It’s been 30 years since the landmark report “A Nation at Risk” highlighted the dire state of America’s public schools. Since that time, education has undergone a series of supposed reforms, including massively increased spending, smaller classrooms, and higher pay for teachers with accreditation or master’s degrees. The number of students is barely greater today than it was in 1983, but there’s been a 57 percent increase in the number of school employees and a 40 percent rise in real per-employee compensation. The list of smaller-scale reforms would cover pages.



Anonymous said...

Got to get the Union out of the way... But it would go a long way towards correcting the problem in America.

Anonymous said...

imagine that. lazy ineffective teachers! No wonder Obama ended up in the white house!
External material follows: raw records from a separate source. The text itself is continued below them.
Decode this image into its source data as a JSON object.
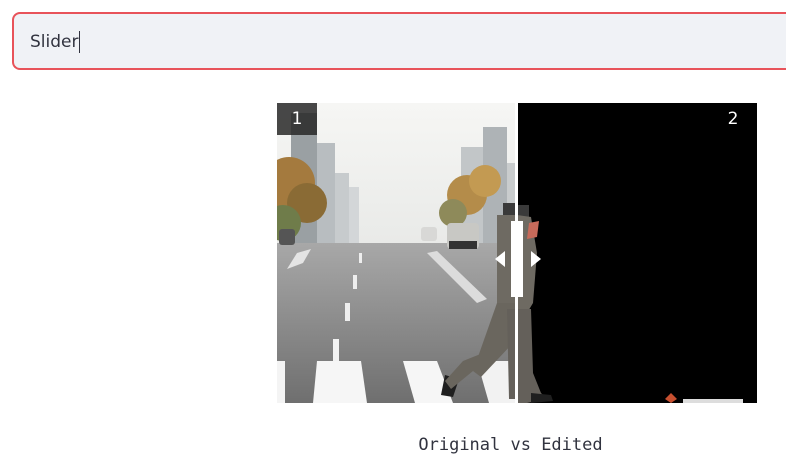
{
  "search": {
    "value": "Slider"
  },
  "comparison": {
    "left_label": "1",
    "right_label": "2",
    "caption": "Original vs Edited"
  },
  "colors": {
    "focus_border": "#e8535a",
    "input_bg": "#f0f2f6"
  },
  "icons": {
    "handle_left": "triangle-left-icon",
    "handle_right": "triangle-right-icon"
  }
}
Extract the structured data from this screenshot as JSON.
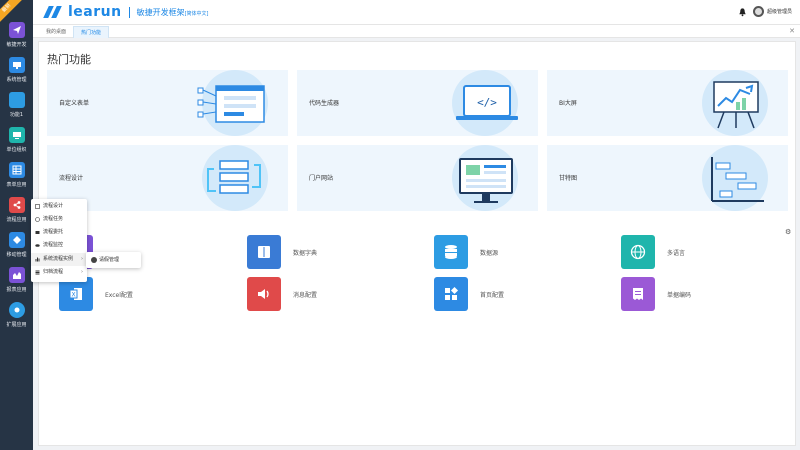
{
  "app": {
    "ribbon": "最新",
    "brand": "learun",
    "subtitle": "敏捷开发框架",
    "edition": "[简体中文]",
    "user": "超级管理员"
  },
  "sidebar": {
    "items": [
      {
        "label": "敏捷开发",
        "icon": "paper-plane-icon",
        "color": "#7b52d6"
      },
      {
        "label": "系统管理",
        "icon": "monitor-icon",
        "color": "#2d8ae3"
      },
      {
        "label": "功能1",
        "icon": "square-icon",
        "color": "#2d9ce3"
      },
      {
        "label": "单位组织",
        "icon": "org-icon",
        "color": "#1fb5ac"
      },
      {
        "label": "表单应用",
        "icon": "table-icon",
        "color": "#2d8ae3"
      },
      {
        "label": "流程应用",
        "icon": "share-icon",
        "color": "#e04a4a"
      },
      {
        "label": "移动管理",
        "icon": "mobile-icon",
        "color": "#2d8ae3"
      },
      {
        "label": "报表应用",
        "icon": "chart-icon",
        "color": "#7b52d6"
      },
      {
        "label": "扩展应用",
        "icon": "extension-icon",
        "color": "#2d9ce3"
      }
    ]
  },
  "tabs": [
    {
      "label": "我的桌面"
    },
    {
      "label": "热门功能"
    }
  ],
  "main": {
    "title": "热门功能",
    "cards": [
      {
        "label": "自定义表单",
        "illustration": "form-builder-illustration"
      },
      {
        "label": "代码生成器",
        "illustration": "code-generator-illustration"
      },
      {
        "label": "BI大屏",
        "illustration": "bi-screen-illustration"
      },
      {
        "label": "流程设计",
        "illustration": "workflow-illustration"
      },
      {
        "label": "门户网站",
        "illustration": "portal-illustration"
      },
      {
        "label": "甘特图",
        "illustration": "gantt-illustration"
      }
    ],
    "apps": [
      {
        "label": "",
        "icon": "purple-icon",
        "color": "#7b52d6"
      },
      {
        "label": "数据字典",
        "icon": "book-icon",
        "color": "#3a7bd5"
      },
      {
        "label": "数据源",
        "icon": "database-icon",
        "color": "#2d9ce3"
      },
      {
        "label": "多语言",
        "icon": "globe-icon",
        "color": "#1fb5ac"
      },
      {
        "label": "Excel配置",
        "icon": "excel-icon",
        "color": "#2d8ae3"
      },
      {
        "label": "消息配置",
        "icon": "speaker-icon",
        "color": "#e04a4a"
      },
      {
        "label": "首页配置",
        "icon": "tiles-icon",
        "color": "#2d8ae3"
      },
      {
        "label": "单据编码",
        "icon": "receipt-icon",
        "color": "#9b59d6"
      }
    ]
  },
  "flyout": {
    "items": [
      {
        "label": "流程设计",
        "icon": "edit-icon",
        "has_sub": false
      },
      {
        "label": "流程任务",
        "icon": "task-icon",
        "has_sub": false
      },
      {
        "label": "流程委托",
        "icon": "delegate-icon",
        "has_sub": false
      },
      {
        "label": "流程监控",
        "icon": "eye-icon",
        "has_sub": false
      },
      {
        "label": "系统流程实例",
        "icon": "bar-chart-icon",
        "has_sub": true
      },
      {
        "label": "归档流程",
        "icon": "list-icon",
        "has_sub": true
      }
    ],
    "submenu": {
      "label": "请假管理",
      "icon": "user-circle-icon"
    }
  }
}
Anonymous said...

We may all have had a bite from this apple,even though it wasn't always about schoolteachers.When you fire someone and hire someone else in his or her place,you run the risk of hiring someone even less competent than the person you fired.

JoeAlbero said...

anonymous 9:29, PLEASE do tell me what business you own or what company you work for so I know to NEVER do business with you.

What a lame A$$ excuse obviously from a Liberal who should be wearing a helmet and riding the short bus.

Anonymous said...

9:29 really... and what Union do you work for or where do you teach?

JoeAlbero said...

Do you think 9:29 is Dr. Freddy?

Anonymous said...

Every school district has the ability to hire and retain good teachers. Likewise they all have procedures to discharge 'bad' teachers.

Administrators and boards often choose not to follow cumbersome steps to document and discharge bad teachers, in spite of the fact that much of the cumbersomeness is due to language in agreements they made with teacher unions.

Like it or not, unions exist, in large part, to advance the interests of their members, including income security. Income security includes not being fired for arbitrary reasons if you're doing your job.

Everyone is entitled to attend school; ability and motivation to learn are not solely under teacher control.

Hire smarter. Administer better. Don't grant tenure to questionable teachers; extend their review period until they are effective or let them go if they don't improve after you've documented where the shortfall is.

Bear in mind that firing anyone from any job is a form of economic capital punishment.

One firm I managed for looked on any discharge as a mutual failure; we were not successful in transmitting our expectations to the employee and they were unsuccessful in adopting them. We'd do some review before and after a discharge to look at where we'd fallen short or could improve. Was a good group to work with.

The education issue has many factors and there is no magical answer. All parties involved share some blame and all must improve in order for overall results to improve.

Talk to some teachers and get familiar with what they must contend with in the way of students, parents, resources, bosses, employers.

Anonymous said...

How will you gentlemen know who to avoid if you know not who I am? That tightly knit same way of thinking concept has destroyed our education system.Remove the blinders so you can also see to your left and right & be open to new ideas.And let me guess,you have no idea whatsoever of what I'm talking about.That's just as well,because you have zero intention of changing.

Anonymous said...

"But is teaching reading, writing, and arithmetic really more complicated than making software, or automobiles, or anything else in the modern economy?"

Obviously this person has no idea about education what so ever. If you are a teacher that cares, a teacher that wants their student to master the content, then YES... Much, much more complicated, because there is the human to human element.

They slung a lot of data around, and while I agree, there are teachers that should be fired, never once was mentioned the decline of parental involvement.

You want teachers to be successful? Get involved!